America’s most provocative intellectual brings her blazing powers of analysis to the most famous poems of the Western tradition—and unearths some previously obscure verses worthy of a place in our canon. Combining close reading with a panoramic breadth of learning, Camille Paglia sharpens our understanding of poems we thought we knew, from Shakespeare to Dickinson to Plath, and makes a case for including in the canon works by Paul Blackburn, Wanda Coleman, Chuck Wachtel, Rochelle Kraut—and even Joni Mitchell. Daring, riveting, and beautifully written, Break, Blow, Burn is a modern classic that excites even seasoned poetry lovers—and continues to create generations of new ones.

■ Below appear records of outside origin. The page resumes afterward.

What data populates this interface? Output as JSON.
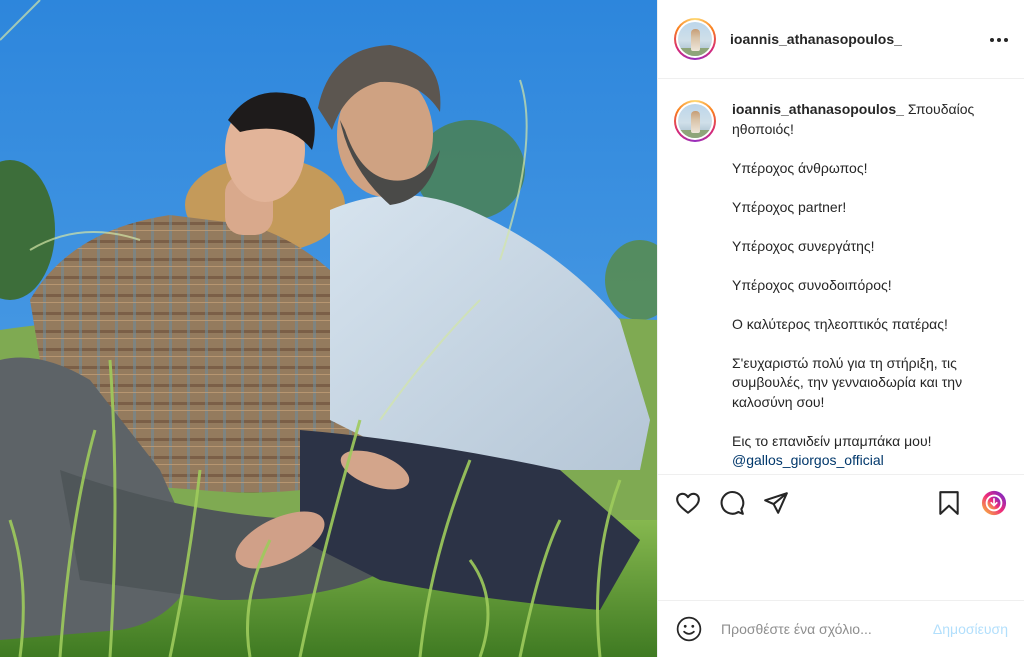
{
  "post": {
    "username": "ioannis_athanasopoulos_",
    "more_label": "More options",
    "caption": {
      "user": "ioannis_athanasopoulos_",
      "lines": {
        "l1": "Σπουδαίος ηθοποιός!",
        "l2": "Υπέροχος άνθρωπος!",
        "l3": "Υπέροχος partner!",
        "l4": "Υπέροχος συνεργάτης!",
        "l5": "Υπέροχος συνοδοιπόρος!",
        "l6": "Ο καλύτερος τηλεοπτικός πατέρας!",
        "l7": "Σ'ευχαριστώ πολύ για τη στήριξη, τις συμβουλές, την γενναιοδωρία και την καλοσύνη σου!",
        "l8": "Εις το επανιδείν μπαμπάκα μου!",
        "mention": "@gallos_giorgos_official"
      }
    },
    "actions": {
      "like_icon": "heart-icon",
      "comment_icon": "comment-bubble-icon",
      "share_icon": "paper-plane-icon",
      "save_icon": "bookmark-icon",
      "reel_icon": "gradient-circle-icon"
    },
    "comment": {
      "placeholder": "Προσθέστε ένα σχόλιο...",
      "post_label": "Δημοσίευση",
      "emoji_icon": "smiley-icon"
    }
  },
  "colors": {
    "text": "#262626",
    "border": "#efefef",
    "mention": "#00376b",
    "post_button_disabled": "#b2dffc",
    "placeholder": "#8e8e8e",
    "sky": "#3b8fdc"
  }
}
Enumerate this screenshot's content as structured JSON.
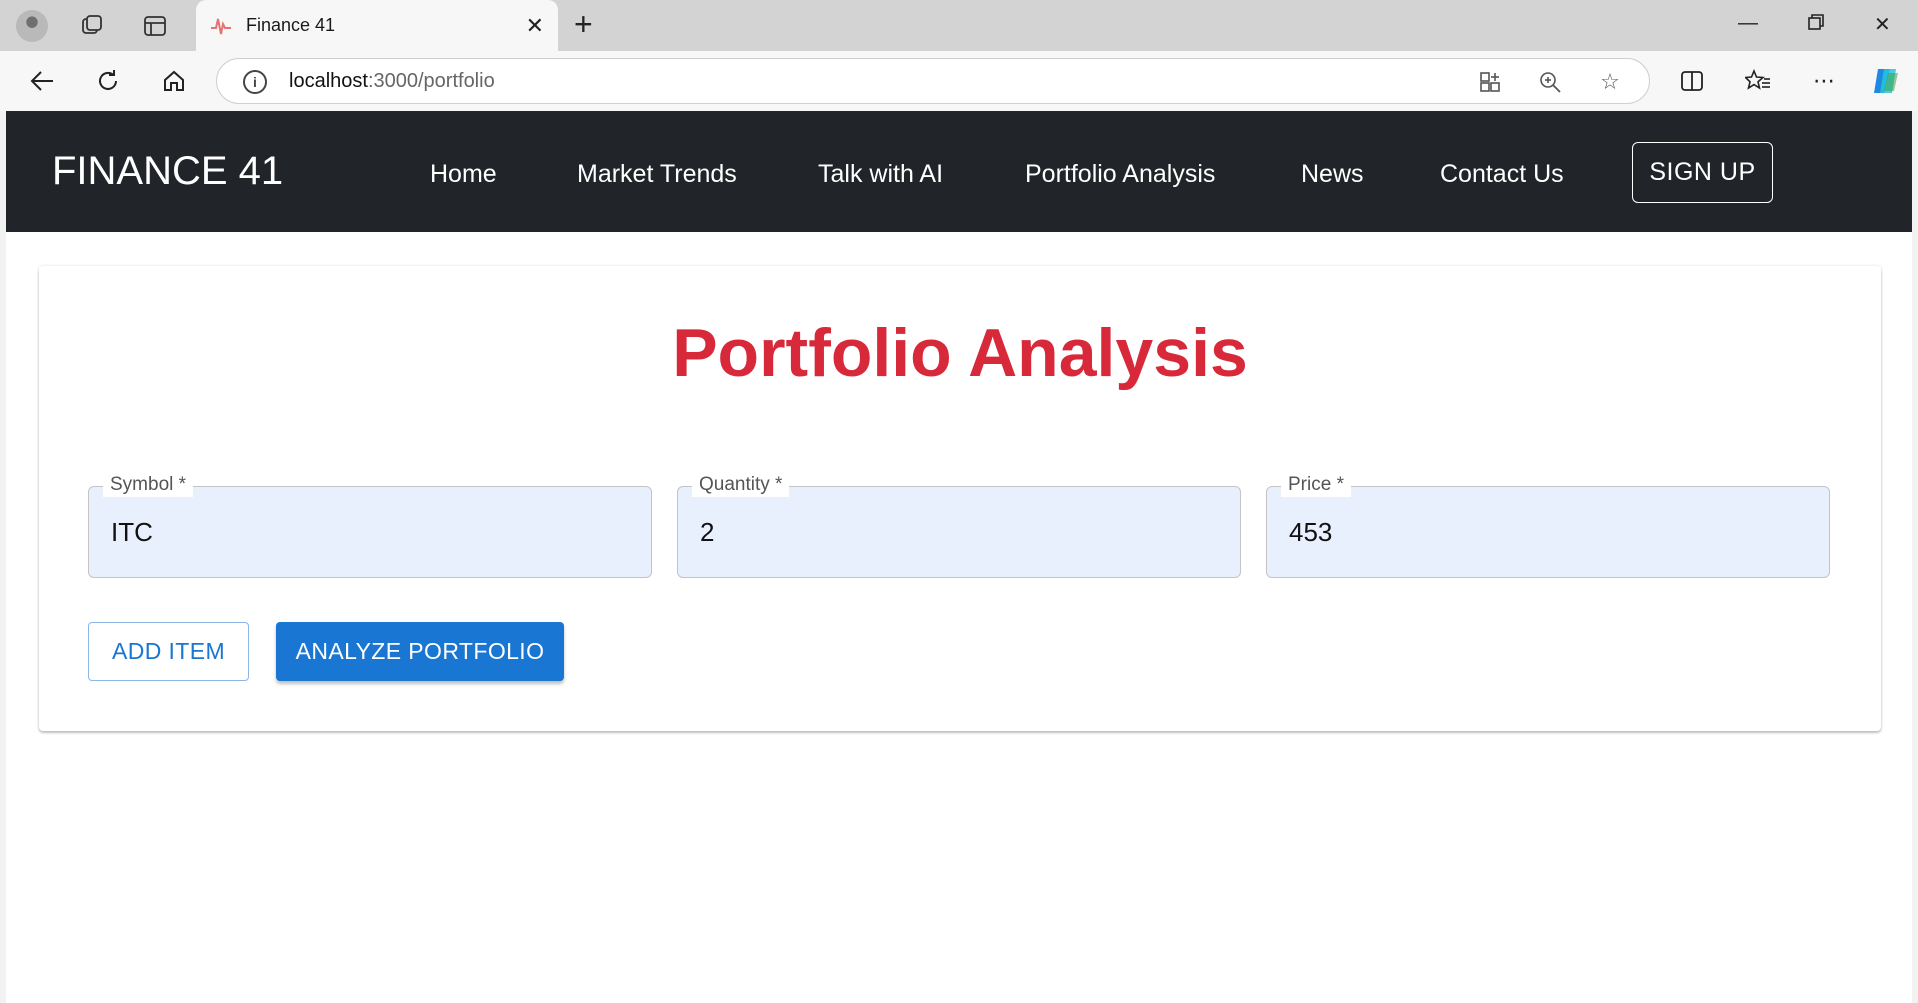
{
  "browser": {
    "tab_title": "Finance 41",
    "url_host": "localhost",
    "url_path": ":3000/portfolio",
    "icons": [
      "profile-avatar",
      "collections-icon",
      "tab-actions-icon",
      "close-icon",
      "new-tab-icon",
      "minimize-icon",
      "restore-icon",
      "window-close-icon",
      "back-icon",
      "refresh-icon",
      "home-icon",
      "site-info-icon",
      "app-available-icon",
      "zoom-icon",
      "favorite-star-icon",
      "split-screen-icon",
      "favorites-icon",
      "more-icon",
      "copilot-icon"
    ]
  },
  "navbar": {
    "brand": "FINANCE 41",
    "links": [
      "Home",
      "Market Trends",
      "Talk with AI",
      "Portfolio Analysis",
      "News",
      "Contact Us"
    ],
    "signup_label": "SIGN UP",
    "background": "#212529"
  },
  "main": {
    "title": "Portfolio Analysis",
    "title_color": "#d8293a",
    "fields": [
      {
        "label": "Symbol *",
        "value": "ITC"
      },
      {
        "label": "Quantity *",
        "value": "2"
      },
      {
        "label": "Price *",
        "value": "453"
      }
    ],
    "add_item_label": "ADD ITEM",
    "analyze_label": "ANALYZE PORTFOLIO",
    "accent": "#1976d2"
  }
}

The still-vocal critic of Sexual Personae, a book that drew on poetry and painting for its de-deconstructions of gender, checks in with an anthology of 43 poems, along with her own close readings of them. Her introduction offers a jumble of justifications for undertaking such a project (though she is "unsure whether the West's chaotic personalism can prevail against the totalizing creeds that menace it," she hopes it will), but the readings themselves reveal Paglia's fascination with poetry, which she likens "to addiction or to the euphoria of being in love." The book's first half presents canonical work that Paglia has found "most successful in the classroom" (Shakespeare, Blake, Dickinson, etc.). The second features mostly canonical modernist and confessional work (Stevens, Williams, Toomer, Roethke and Plath), with a few more recent pieces. Clocking in mostly at two to four pages, Paglia's readings sound a lot like classroom preambles to discussion offering background, lingering over provocative lines, venturing provisional interpretations. Some of what she says comes off as grandiose (Roethke's " 'Cuttings' is a regrounding of modern English poetry in lost agrarian universals"), some as boilerplate, some as inspired. Though hit-and-miss, Paglia's picks and appraisals provide the requisite spark for jump-starting returns to poetry.